When we walk into a room full of strangers we prepare one way, and into a room of friends we present differently.  What matters most is how aware we are of ourselves – are we enabling others to see the deepest part.  Knowing that all of us created בצלם אלוהים – In God’s image and as Rabbi Sacks teaches – with God dwelling in our hearts – when we know this, then that deepest part can respond to the other.  Jacob may have seen angels moving about on that ladder.  On the shore of the Jabbok, Jacob may have confronted Esau’s angel, or God Godself, perhaps it was even Esau himself.  But, it is not about what Jacob saw, but rather how was he seen –  the reconciliation, the building of a stronger relationship was only possible when Jacob presented just himself – after all those gifts, after all the words, and thoughts of preparation – it was just Jacob and Esau.  They were face to face – for in both of them dwelt God – in their hearts.  May we all find that deepest part of ourselves – that place where God dwells – and share it with others building stronger and lasting relationships.

Shabbat Shalom

1 Genesis 32:31.
2 Genesis Rabbah 77:3 on Gen. 33:10.
3 The Bedside Torah:  Wisdom, Visions, and Dreams.  By Bradley Shavit Artzon & Miriyam Glazer, P. 58.
4 Sacks, Rabbi Jonathan.  A Letter in the Scroll, p. 191.  

Friday, November 8, 2013

Friday November 8, 2013

This week, we read a Torah portion (Vayetze) that among many lessons reminds us of the divine presence.  It is the story of Jacob's flight from his brother Esau.  We hear the tale of Jacob's dream of the ladder, with angels ascending and descending to and from heaven.  Upon waking, Jacob exclaims how God is, "present in this place, and I did not know it!" (Gen. 28:16). This is an important component of Jewish theology and the various understandings of divinity.  The ever-present God that is in everything is something many of us have been taught from an early age.  

Yet, there have been many times throughout our Jewish history that events cause us to question this theology.  The Holocaust during World War II was one of those times.  This weekend marks the anniversary an event that many consider the "official" beginning of the tragic events that befell our people during World War II.  Kristallnacht, the Night of Broken Glass, occurred 75 years ago in 1938.  It is viewed as a turning point by many because of the state sponsorship of the violence that appears to have taken place.  Whatever the case may be, this commemoration reminds us of a time when recognizing what Jacob did after his dream becomes more difficult.  How is that we can recognize the divine presence amidst such awful events and unthinkable acts of vilence and hatred?  

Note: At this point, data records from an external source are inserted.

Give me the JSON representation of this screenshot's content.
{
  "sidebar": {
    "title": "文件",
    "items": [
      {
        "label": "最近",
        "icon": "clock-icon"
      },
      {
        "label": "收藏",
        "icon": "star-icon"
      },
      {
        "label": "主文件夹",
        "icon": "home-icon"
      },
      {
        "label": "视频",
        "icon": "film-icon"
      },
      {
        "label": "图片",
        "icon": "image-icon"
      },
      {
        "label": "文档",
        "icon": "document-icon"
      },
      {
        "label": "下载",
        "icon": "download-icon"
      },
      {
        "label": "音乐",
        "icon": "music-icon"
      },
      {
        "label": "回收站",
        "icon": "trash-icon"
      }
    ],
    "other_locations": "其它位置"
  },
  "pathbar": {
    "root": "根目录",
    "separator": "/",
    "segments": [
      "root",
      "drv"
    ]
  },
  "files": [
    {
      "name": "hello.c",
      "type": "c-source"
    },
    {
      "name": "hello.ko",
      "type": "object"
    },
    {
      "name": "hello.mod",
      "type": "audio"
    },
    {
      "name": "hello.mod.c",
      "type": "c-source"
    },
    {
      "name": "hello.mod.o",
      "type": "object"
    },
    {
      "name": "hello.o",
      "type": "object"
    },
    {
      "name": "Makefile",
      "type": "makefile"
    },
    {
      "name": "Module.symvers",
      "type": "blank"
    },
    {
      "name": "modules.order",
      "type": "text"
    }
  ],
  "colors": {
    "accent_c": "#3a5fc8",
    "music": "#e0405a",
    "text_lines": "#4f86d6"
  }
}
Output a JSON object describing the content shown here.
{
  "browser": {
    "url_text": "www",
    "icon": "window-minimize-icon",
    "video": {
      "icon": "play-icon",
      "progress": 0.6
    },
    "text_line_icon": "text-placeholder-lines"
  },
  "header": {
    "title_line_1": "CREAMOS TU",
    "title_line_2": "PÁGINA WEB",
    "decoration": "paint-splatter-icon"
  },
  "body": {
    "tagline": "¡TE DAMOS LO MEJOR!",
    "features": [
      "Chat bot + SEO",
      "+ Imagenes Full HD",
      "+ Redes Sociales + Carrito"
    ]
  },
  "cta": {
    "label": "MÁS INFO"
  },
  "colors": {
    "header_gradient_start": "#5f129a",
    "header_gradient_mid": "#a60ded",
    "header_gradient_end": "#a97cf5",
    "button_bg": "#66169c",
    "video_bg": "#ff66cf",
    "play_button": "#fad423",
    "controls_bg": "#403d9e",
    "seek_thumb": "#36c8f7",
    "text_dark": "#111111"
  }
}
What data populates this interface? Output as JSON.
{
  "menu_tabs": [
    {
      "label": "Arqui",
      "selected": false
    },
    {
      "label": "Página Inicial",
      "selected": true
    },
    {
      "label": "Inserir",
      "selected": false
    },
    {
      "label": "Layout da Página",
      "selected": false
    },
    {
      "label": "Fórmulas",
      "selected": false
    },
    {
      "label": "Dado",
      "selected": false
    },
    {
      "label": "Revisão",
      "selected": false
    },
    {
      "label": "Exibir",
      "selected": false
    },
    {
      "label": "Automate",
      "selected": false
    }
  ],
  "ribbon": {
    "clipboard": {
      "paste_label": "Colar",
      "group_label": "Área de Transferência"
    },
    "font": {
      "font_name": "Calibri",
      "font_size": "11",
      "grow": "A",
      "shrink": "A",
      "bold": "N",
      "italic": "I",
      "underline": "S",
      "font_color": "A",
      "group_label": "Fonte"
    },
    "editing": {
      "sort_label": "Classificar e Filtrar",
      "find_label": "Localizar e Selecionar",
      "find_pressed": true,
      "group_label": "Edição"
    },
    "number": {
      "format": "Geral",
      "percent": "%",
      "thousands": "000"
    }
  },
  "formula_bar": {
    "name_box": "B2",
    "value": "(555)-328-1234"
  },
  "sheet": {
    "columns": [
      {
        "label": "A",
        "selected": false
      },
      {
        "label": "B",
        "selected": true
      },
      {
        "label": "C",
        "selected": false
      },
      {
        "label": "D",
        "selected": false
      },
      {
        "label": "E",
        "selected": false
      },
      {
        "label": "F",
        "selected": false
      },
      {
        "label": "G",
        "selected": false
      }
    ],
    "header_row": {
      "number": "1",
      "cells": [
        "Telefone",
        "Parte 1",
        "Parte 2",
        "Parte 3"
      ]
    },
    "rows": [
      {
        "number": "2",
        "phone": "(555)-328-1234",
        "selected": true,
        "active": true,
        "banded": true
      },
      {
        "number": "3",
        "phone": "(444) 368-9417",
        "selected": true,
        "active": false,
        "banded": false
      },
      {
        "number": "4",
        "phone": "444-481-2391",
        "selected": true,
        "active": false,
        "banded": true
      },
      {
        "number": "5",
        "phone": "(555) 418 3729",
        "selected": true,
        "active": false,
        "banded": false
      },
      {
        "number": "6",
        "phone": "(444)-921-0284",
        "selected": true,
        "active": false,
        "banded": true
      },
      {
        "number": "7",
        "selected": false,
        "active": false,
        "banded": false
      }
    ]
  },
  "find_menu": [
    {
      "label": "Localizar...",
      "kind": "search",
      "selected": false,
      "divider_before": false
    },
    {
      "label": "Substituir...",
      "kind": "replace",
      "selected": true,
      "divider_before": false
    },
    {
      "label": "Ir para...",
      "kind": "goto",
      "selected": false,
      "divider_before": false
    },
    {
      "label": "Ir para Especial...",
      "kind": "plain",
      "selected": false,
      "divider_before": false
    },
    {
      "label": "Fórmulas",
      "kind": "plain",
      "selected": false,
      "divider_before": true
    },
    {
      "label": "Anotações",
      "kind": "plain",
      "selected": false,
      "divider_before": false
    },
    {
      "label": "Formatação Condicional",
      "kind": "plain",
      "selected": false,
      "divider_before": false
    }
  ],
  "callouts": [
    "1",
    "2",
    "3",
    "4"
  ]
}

This is a question that each of us must answer for ourselves.  But, just as Jacob had to recognize that only he had responsibility for his actions in the story that continues in Torah over the coming weeks, I, too, have evolved my theology to realize that evil exists in others' acts.  The divine presence is something we bring into the world when, and only when, we recognize the beauty that is possible in our actions and behaviors.  As we celebrate Shabbat this week and mark the 75th anniversary of this horrific period in world history, may we all commit ourselves to always work for the positive and embrace the divinity within each of us.

Shabbat Shalom,
Rabbi Evon